Kresge Auditorium is one of the few buildings on campus which is called by the name of its benefactor rather than a number. Yet Kresge is not a recognizable figure in the pantheon of MIT lore. Others who have given their name to buildings are far better known: former MIT presidents Julius A. Stratton ’23 (student center) and Howard W. Johnson (the athletic center), for instance.

Sebastian S. Kresge (1867-1966) opened a small shop in Detroit in 1896 which promised to sell nothing for more than ten cents. This was the first “dime store.” The S. S. Kresge Company had expanded to 85 stores with annual sales of more than $10 million by 1912.

By the early 1960’s the face of merchandising had changed such that department stores were becoming increasingly more popular. Harry B. Cunningham, then president of Kresge, decided to adapt the dime stores to create a new chain of discount department stores, called K-mart.

In 1924 Kresge created a foundation in his name which would “promote the well-being of mankind.” The Kresge Foundation has since donated nearly $1.5 billion to science research, buildings, Detroit-area programs, and grants in other areas.

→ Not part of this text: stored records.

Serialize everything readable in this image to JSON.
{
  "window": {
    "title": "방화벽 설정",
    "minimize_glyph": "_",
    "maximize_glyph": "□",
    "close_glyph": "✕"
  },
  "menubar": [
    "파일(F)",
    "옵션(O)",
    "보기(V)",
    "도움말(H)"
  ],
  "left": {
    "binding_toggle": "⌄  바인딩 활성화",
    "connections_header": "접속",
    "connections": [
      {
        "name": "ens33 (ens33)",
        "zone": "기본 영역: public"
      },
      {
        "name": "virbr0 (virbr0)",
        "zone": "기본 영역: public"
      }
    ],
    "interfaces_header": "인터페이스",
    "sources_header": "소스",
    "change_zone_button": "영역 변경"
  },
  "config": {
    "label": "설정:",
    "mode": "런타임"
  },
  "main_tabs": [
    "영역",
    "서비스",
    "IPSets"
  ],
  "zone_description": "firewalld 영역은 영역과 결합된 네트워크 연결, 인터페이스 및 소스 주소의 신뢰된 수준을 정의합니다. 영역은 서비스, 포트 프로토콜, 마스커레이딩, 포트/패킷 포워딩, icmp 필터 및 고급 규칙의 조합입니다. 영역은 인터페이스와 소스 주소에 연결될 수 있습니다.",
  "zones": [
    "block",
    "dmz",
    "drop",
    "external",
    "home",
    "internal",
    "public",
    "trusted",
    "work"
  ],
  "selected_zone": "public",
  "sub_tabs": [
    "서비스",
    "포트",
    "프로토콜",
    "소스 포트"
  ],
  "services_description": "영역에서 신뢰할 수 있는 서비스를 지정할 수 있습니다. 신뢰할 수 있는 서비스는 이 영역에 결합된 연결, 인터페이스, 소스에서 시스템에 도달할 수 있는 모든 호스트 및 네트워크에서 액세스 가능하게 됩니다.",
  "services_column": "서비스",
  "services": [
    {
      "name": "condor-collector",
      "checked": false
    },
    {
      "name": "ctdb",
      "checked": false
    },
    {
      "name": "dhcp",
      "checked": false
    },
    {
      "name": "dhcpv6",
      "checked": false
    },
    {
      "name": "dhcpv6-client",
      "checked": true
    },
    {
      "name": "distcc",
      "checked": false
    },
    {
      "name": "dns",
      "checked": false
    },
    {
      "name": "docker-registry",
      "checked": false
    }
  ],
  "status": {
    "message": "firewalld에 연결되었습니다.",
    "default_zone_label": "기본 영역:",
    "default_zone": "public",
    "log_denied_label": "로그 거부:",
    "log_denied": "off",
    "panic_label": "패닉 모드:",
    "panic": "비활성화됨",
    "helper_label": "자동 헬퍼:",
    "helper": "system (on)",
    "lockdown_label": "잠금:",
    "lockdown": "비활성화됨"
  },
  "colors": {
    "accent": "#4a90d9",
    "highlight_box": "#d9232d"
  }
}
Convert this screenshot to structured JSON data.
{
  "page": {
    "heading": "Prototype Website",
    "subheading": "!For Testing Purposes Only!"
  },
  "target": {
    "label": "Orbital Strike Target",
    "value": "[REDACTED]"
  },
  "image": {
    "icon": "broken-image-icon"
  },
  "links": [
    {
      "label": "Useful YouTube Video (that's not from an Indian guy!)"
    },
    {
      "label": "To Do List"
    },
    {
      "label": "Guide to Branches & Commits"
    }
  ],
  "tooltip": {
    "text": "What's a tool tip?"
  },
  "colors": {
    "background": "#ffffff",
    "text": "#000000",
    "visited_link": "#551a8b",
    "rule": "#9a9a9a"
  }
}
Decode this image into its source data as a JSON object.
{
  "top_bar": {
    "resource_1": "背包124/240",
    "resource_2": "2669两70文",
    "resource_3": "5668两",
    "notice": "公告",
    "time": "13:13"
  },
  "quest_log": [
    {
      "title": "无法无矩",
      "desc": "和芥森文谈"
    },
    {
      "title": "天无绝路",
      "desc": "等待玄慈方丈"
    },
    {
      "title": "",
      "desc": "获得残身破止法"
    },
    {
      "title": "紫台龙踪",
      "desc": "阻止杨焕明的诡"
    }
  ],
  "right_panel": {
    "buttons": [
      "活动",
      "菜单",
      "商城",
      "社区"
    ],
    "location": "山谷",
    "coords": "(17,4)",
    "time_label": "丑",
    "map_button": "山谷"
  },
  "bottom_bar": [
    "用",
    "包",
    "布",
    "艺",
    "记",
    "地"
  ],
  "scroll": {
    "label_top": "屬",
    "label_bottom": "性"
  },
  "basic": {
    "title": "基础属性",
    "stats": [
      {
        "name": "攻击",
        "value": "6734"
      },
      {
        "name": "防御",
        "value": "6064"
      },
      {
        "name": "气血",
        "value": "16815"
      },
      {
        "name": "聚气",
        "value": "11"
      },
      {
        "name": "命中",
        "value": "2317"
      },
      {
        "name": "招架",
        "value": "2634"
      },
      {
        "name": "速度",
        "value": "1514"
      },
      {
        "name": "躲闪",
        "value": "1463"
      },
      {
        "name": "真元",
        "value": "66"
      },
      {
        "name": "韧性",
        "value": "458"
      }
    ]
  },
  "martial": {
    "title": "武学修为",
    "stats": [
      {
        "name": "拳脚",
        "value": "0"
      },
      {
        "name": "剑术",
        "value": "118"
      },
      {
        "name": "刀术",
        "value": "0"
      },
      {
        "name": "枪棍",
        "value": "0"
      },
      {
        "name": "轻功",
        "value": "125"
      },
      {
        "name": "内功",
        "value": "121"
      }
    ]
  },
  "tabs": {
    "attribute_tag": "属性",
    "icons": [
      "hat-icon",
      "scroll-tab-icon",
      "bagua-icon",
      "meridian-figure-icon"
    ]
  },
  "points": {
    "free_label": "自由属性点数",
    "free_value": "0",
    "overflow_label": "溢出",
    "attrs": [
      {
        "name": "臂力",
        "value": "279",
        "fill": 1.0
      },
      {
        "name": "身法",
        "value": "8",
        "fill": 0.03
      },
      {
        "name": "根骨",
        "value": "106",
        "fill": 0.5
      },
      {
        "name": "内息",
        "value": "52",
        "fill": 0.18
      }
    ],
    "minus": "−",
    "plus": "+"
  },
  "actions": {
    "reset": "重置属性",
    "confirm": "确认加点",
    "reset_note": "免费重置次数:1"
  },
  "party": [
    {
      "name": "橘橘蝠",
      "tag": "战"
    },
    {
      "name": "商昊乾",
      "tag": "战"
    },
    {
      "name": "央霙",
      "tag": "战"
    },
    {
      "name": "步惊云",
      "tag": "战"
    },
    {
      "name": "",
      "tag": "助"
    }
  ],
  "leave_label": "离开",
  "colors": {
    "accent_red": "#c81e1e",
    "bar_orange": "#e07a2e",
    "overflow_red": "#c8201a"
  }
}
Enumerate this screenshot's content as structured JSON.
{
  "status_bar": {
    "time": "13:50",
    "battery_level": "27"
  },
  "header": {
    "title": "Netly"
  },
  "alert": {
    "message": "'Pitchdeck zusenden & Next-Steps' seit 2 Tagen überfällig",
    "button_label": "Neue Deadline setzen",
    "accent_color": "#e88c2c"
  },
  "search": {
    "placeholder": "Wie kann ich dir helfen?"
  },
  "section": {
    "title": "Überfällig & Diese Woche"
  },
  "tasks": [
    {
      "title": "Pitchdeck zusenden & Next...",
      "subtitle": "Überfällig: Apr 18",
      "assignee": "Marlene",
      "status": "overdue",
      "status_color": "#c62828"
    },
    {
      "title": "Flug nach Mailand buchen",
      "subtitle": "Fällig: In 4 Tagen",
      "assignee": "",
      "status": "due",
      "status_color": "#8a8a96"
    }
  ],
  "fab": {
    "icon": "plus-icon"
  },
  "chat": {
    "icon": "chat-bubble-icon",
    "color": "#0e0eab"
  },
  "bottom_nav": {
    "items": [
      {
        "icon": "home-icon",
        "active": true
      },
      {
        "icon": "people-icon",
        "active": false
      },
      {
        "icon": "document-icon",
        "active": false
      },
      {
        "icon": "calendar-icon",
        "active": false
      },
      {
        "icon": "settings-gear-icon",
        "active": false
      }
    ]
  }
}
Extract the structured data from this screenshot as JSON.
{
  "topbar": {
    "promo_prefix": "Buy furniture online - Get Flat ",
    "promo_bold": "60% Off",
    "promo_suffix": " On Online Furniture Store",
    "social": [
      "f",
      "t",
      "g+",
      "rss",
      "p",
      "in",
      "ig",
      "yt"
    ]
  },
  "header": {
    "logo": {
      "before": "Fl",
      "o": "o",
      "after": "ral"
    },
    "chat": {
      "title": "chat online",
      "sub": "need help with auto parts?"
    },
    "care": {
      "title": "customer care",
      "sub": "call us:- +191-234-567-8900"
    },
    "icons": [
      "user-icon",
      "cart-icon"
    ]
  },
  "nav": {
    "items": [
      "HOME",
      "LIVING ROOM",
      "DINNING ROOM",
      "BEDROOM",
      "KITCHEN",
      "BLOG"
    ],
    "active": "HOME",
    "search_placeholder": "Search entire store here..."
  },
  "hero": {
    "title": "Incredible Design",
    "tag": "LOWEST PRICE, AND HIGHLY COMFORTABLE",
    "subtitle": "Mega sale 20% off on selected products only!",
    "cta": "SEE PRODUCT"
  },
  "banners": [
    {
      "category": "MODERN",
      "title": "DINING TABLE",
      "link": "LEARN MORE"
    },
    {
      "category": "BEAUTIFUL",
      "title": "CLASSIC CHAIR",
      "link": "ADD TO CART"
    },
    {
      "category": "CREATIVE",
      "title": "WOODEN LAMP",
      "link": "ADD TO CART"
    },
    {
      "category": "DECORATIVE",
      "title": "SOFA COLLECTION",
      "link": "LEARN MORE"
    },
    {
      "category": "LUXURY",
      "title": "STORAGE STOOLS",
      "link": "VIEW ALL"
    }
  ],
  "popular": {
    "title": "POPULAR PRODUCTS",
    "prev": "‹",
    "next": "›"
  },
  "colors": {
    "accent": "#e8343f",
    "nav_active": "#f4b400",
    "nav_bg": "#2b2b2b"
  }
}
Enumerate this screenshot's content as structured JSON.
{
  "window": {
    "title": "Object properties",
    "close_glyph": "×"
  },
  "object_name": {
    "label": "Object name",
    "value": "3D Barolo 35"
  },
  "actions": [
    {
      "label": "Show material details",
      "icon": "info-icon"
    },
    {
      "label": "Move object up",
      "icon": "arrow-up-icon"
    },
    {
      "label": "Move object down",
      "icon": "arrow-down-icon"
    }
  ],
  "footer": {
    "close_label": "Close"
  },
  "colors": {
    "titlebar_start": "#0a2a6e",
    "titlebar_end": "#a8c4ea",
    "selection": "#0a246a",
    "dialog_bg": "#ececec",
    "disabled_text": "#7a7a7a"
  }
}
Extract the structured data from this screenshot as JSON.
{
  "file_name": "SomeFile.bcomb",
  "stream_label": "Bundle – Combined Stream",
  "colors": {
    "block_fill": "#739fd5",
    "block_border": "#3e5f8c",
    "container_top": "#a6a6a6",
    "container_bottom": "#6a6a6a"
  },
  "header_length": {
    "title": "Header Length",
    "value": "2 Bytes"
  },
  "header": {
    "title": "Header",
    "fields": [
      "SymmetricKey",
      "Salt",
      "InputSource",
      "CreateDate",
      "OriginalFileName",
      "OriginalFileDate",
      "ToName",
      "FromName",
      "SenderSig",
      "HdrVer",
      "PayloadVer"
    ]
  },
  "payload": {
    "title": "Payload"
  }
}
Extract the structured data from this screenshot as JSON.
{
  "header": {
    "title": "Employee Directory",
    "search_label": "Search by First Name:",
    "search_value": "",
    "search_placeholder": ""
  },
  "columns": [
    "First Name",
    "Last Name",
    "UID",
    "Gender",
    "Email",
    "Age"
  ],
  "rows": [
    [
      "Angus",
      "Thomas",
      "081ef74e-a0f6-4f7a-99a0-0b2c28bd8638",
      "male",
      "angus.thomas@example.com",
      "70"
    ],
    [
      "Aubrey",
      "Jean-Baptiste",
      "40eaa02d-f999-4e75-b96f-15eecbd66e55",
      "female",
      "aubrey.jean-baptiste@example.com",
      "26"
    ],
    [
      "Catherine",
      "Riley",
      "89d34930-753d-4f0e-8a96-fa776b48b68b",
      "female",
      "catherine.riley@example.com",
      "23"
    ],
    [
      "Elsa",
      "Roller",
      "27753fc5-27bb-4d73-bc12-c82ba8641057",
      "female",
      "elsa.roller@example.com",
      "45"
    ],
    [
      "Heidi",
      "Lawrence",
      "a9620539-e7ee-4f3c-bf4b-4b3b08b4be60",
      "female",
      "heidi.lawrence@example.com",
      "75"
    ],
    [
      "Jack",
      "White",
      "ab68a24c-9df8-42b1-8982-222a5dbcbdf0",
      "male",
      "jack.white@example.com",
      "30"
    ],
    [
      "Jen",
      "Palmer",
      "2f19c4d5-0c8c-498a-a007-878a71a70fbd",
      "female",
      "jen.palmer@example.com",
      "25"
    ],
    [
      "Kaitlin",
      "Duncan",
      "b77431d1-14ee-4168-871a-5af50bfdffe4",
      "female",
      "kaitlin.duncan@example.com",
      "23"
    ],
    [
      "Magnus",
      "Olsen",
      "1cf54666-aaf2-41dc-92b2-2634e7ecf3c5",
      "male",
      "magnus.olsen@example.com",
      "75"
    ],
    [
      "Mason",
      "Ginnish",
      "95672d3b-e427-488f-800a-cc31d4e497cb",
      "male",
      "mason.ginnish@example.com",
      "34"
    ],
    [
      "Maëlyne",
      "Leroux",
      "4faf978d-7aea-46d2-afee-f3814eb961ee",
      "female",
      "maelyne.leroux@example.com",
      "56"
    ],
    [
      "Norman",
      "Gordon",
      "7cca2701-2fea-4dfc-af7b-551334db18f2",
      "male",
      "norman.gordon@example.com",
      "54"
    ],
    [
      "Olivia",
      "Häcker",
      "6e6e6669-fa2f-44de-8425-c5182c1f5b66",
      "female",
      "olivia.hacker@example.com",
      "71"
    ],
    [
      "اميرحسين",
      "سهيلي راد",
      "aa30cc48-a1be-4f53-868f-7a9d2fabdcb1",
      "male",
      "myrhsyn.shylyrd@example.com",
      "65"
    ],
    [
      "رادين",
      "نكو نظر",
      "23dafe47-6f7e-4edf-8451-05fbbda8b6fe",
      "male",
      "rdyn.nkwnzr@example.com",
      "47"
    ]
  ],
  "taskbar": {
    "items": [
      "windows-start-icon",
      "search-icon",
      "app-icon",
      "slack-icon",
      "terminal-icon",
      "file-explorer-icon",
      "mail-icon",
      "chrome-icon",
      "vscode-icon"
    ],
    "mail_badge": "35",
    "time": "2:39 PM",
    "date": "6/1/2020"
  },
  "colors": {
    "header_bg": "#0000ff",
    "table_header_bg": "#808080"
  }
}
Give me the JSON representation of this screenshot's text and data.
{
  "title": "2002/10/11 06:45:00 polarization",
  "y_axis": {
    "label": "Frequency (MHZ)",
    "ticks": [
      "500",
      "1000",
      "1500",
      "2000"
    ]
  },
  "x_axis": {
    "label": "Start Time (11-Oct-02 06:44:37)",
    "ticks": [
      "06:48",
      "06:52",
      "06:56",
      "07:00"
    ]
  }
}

This is the second in a weekly series answering questions about life at MIT. To submit a question to be answered in an upcoming column, please email <features@the-tech.mit.edu>.